I have found several errors lately, and as for posting reviews etc., be prepared to send them your credit card number because they insist on that first!

alwayzinit
25th Sep 2008, 17:57
To move the theme forward a bit................

We stuck in Babel the other night, to quote my 15yrs old lad......

"W T F ! was that all about!"

I would have chastised the lad had I not been close to death by utter boredom and bewillderment.

The other latest box office mega movie that crashed and burnt was the latest Indiana Jones job talk about 2 hrs 30 mins that you can never get back, utter tosh and rhubard.

Or maybe I am just getting old?

Alwayz

The Real Slim Shady
25th Sep 2008, 18:07
Brigadoon.

First visit to the US, jetlagged to spanners in hotel in Sacramento and all night all they showed was Brigadoon in B&W and an advert for Parkwood Chevrolet!!!!!

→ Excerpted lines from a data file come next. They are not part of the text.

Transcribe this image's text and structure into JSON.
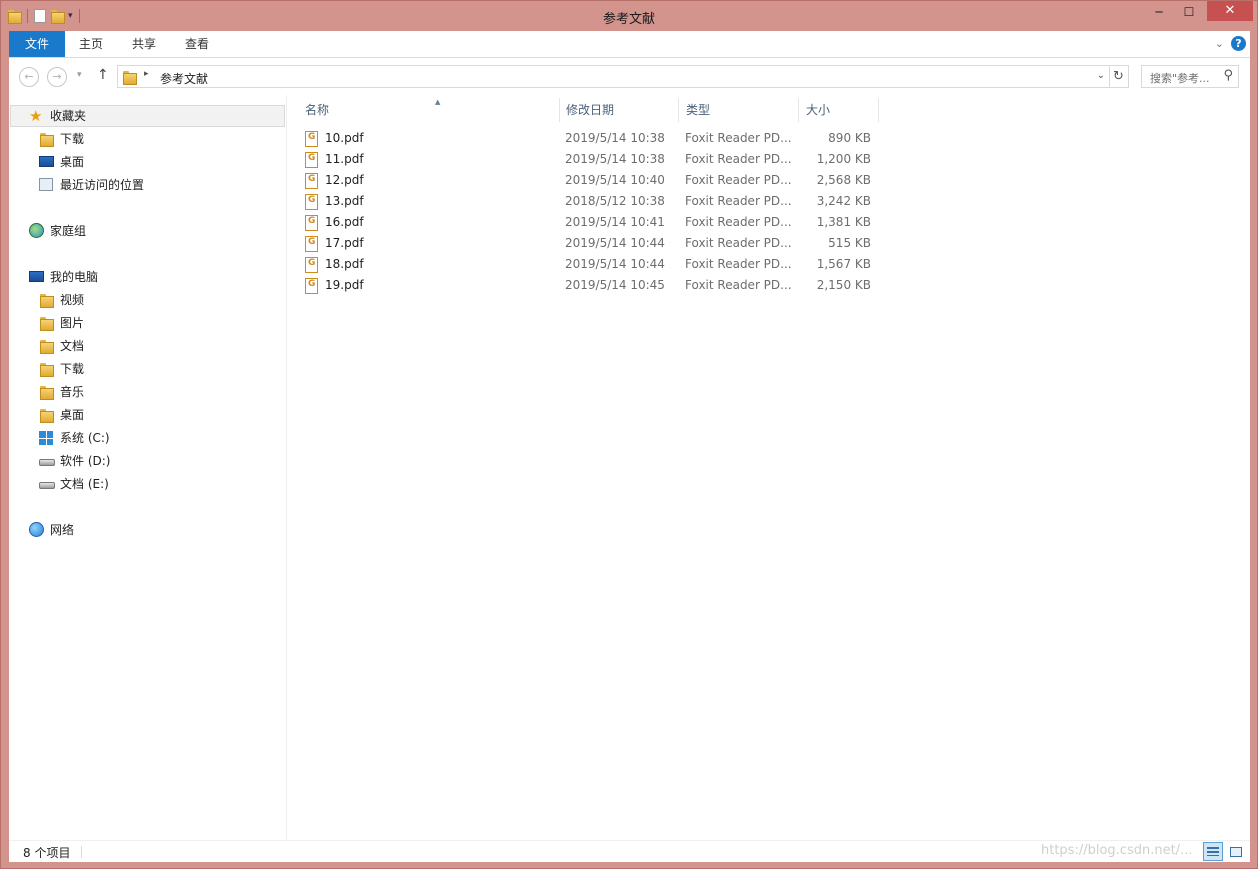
{
  "window": {
    "title": "参考文献",
    "minimize_glyph": "─",
    "maximize_glyph": "☐",
    "close_glyph": "✕",
    "frame_color": "#d3948e"
  },
  "ribbon": {
    "tabs": [
      {
        "label": "文件"
      },
      {
        "label": "主页"
      },
      {
        "label": "共享"
      },
      {
        "label": "查看"
      }
    ],
    "accent": "#1979ca",
    "expand_glyph": "⌄",
    "help_glyph": "?"
  },
  "address": {
    "back_glyph": "←",
    "forward_glyph": "→",
    "recent_glyph": "▾",
    "up_glyph": "↑",
    "separator_glyph": "▸",
    "path": "参考文献",
    "dropdown_glyph": "⌄",
    "refresh_glyph": "↻",
    "search_placeholder": "搜索\"参考...",
    "search_glyph": "⚲"
  },
  "nav": {
    "favorites": {
      "label": "收藏夹",
      "icon": "star-icon"
    },
    "favorites_items": [
      {
        "label": "下载",
        "icon": "downloads-folder-icon"
      },
      {
        "label": "桌面",
        "icon": "desktop-icon"
      },
      {
        "label": "最近访问的位置",
        "icon": "recent-places-icon"
      }
    ],
    "homegroup": {
      "label": "家庭组",
      "icon": "homegroup-icon"
    },
    "computer": {
      "label": "我的电脑",
      "icon": "computer-icon"
    },
    "computer_items": [
      {
        "label": "视频",
        "icon": "videos-folder-icon"
      },
      {
        "label": "图片",
        "icon": "pictures-folder-icon"
      },
      {
        "label": "文档",
        "icon": "documents-folder-icon"
      },
      {
        "label": "下载",
        "icon": "downloads-folder-icon"
      },
      {
        "label": "音乐",
        "icon": "music-folder-icon"
      },
      {
        "label": "桌面",
        "icon": "desktop-folder-icon"
      },
      {
        "label": "系统 (C:)",
        "icon": "system-drive-icon"
      },
      {
        "label": "软件 (D:)",
        "icon": "drive-icon"
      },
      {
        "label": "文档 (E:)",
        "icon": "drive-icon"
      }
    ],
    "network": {
      "label": "网络",
      "icon": "network-icon"
    }
  },
  "columns": {
    "name": "名称",
    "date": "修改日期",
    "type": "类型",
    "size": "大小",
    "sort_glyph": "▲"
  },
  "files": [
    {
      "name": "10.pdf",
      "date": "2019/5/14 10:38",
      "type": "Foxit Reader PD...",
      "size": "890 KB"
    },
    {
      "name": "11.pdf",
      "date": "2019/5/14 10:38",
      "type": "Foxit Reader PD...",
      "size": "1,200 KB"
    },
    {
      "name": "12.pdf",
      "date": "2019/5/14 10:40",
      "type": "Foxit Reader PD...",
      "size": "2,568 KB"
    },
    {
      "name": "13.pdf",
      "date": "2018/5/12 10:38",
      "type": "Foxit Reader PD...",
      "size": "3,242 KB"
    },
    {
      "name": "16.pdf",
      "date": "2019/5/14 10:41",
      "type": "Foxit Reader PD...",
      "size": "1,381 KB"
    },
    {
      "name": "17.pdf",
      "date": "2019/5/14 10:44",
      "type": "Foxit Reader PD...",
      "size": "515 KB"
    },
    {
      "name": "18.pdf",
      "date": "2019/5/14 10:44",
      "type": "Foxit Reader PD...",
      "size": "1,567 KB"
    },
    {
      "name": "19.pdf",
      "date": "2019/5/14 10:45",
      "type": "Foxit Reader PD...",
      "size": "2,150 KB"
    }
  ],
  "status": {
    "item_count": "8 个项目"
  },
  "watermark": "https://blog.csdn.net/..."
}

That was 29 years ago: the effect was profound.

Then again, the Radio Shack sign in Caribou wasn't much better as entertainment.

Bushfiva
26th Sep 2008, 00:38
Just accidentally saw "Forced Vengeance" with Chuck Norris, circa 1982. It's from his "I'll stand still while you take a swing, then you stand still while I hit you back" period. English with Chinese and Japanese subtitles, so in some places there are three stabs at the plot line. So when Mr Norris spoke the as-close-to-innuendo-as-Chuck-gets line "never let a woman touch your piece", some members of the audience would have been reading "she tried to steal my gun" and "I did not let her touch my willy".

I didn't see it WITH him, he was IN it.